Nearly 1,000 jurisdictions in the country have these kinds of inclusionary zoning programs. Research has generally shown that they act as a tax on new housing, increasing rents overall and/or suppressing new supply.

Because the MIH's requirements are so steep (developers have to offer anywhere from 25 percent to 40 percent of their units at below-market rates), the program "effectively precludes the construction of new housing upon rezoning except in the most affluent parts of the city," he says.

A 2020 study authored by Kober notes that in its first four years, MIH produced just 2,065 units, with most of those in projects that received heavy public subsidies.

A state tax credit that builders of MIH projects could make use of to offset the costs of the affordable units is also expiring this month, which will make even fewer MIH-subject projects viable, says Kober.

"The city can't rezone and get privately financed housing that doesn't have a deep public subsidy component," he says.

Making fixes to that program will be a big political lift. Kober expressed skepticism that the current New York City Council, which he describes as hostile to private, market-rate housing development, will make the necessary changes.

Phares sounded a more optimistic note, telling Reason that while many individual council members do successfully oppose housing in their districts, that's becoming more politically controversial.

The day before Adams announced his "City of Yes" initiative, news broke that the developers behind One45, a proposed 1,000-unit project in Harlem, had withdrawn their development application.

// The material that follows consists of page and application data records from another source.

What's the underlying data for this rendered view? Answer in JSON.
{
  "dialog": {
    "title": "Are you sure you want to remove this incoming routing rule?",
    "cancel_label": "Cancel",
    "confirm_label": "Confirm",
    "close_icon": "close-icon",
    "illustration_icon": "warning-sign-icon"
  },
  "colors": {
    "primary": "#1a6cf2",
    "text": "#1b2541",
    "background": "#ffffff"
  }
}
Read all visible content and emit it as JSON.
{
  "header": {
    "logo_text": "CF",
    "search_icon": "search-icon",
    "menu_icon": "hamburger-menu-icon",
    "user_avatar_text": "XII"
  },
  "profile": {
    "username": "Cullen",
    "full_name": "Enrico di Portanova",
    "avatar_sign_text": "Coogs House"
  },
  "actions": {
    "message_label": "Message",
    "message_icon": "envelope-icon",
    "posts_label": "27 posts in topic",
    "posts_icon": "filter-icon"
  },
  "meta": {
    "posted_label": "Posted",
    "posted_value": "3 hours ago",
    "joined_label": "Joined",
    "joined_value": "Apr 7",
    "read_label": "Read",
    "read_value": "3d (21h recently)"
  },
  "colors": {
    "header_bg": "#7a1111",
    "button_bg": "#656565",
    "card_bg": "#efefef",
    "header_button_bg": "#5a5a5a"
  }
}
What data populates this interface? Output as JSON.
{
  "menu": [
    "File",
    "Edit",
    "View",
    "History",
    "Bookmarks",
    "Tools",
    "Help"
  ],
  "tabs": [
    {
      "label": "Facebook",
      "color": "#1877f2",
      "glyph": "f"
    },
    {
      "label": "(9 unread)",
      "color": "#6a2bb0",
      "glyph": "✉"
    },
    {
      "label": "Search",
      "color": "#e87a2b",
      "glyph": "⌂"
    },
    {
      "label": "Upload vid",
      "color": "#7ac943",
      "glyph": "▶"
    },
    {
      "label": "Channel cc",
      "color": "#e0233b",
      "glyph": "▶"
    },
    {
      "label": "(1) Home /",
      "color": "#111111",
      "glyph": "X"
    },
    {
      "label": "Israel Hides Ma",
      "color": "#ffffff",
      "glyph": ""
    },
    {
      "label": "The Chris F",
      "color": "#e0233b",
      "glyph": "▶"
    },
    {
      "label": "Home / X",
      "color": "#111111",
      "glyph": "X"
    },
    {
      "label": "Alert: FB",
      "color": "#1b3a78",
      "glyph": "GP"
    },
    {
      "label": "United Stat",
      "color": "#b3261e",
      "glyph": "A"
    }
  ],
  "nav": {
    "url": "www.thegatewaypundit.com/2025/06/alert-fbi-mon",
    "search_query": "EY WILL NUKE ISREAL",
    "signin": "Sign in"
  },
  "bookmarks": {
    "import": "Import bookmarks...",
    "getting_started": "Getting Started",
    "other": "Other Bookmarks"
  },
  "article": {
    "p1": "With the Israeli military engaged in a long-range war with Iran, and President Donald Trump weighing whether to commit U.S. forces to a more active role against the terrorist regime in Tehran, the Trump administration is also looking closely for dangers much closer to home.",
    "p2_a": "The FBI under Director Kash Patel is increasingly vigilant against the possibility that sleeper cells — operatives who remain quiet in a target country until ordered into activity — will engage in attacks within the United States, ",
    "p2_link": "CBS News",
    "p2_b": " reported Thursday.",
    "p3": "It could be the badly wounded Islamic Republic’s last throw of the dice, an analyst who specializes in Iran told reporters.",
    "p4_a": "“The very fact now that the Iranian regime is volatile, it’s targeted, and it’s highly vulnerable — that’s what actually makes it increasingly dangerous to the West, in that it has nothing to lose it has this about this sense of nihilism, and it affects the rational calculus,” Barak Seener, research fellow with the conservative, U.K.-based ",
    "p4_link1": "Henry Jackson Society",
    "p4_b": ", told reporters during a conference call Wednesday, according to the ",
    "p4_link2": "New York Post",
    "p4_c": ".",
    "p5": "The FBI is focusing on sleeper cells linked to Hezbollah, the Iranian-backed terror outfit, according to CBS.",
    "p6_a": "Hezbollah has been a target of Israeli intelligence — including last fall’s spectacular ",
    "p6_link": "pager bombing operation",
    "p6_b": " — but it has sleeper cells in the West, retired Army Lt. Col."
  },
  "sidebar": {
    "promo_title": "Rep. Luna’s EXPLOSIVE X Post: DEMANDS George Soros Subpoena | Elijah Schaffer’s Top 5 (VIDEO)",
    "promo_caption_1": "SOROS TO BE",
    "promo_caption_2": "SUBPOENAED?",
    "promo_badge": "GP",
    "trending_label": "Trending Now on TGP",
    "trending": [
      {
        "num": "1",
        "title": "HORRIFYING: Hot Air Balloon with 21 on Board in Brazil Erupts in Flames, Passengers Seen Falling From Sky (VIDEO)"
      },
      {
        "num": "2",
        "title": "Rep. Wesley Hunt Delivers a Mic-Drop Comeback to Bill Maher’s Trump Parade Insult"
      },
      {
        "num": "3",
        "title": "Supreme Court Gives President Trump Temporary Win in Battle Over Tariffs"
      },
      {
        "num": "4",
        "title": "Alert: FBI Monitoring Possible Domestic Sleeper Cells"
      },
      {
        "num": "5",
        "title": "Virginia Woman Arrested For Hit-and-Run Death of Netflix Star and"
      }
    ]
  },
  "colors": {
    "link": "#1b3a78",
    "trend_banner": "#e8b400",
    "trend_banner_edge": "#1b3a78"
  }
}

The project had been fiercely opposed by Councilmember Kristin Richardson Jordan, who said it didn't include enough low-income units.

Jordan's opposition was enough to kill the project. But it also attracted a heated tweet thread from Councilmember Erik Bottcher, who said the "fiasco" illustrated the need for citywide rezoning for more housing.

"I refuse to spend my time on the Council (and on the Zoning Subcommittee) lurching from project to project, only to produce a fraction of a fraction of the housing we need," he said on Twitter.

"Not only are people realizing we have a housing shortage, and we are in a state of crisis," says Phares, they are also realizing that a system that gives individual politicians so much power to block new housing is responsible for it.

Adams' "City of Yes" doesn't confront the worst aspect of that system. But it is a first step toward peeling back regulations that have made the country's biggest city one of its most expensive too.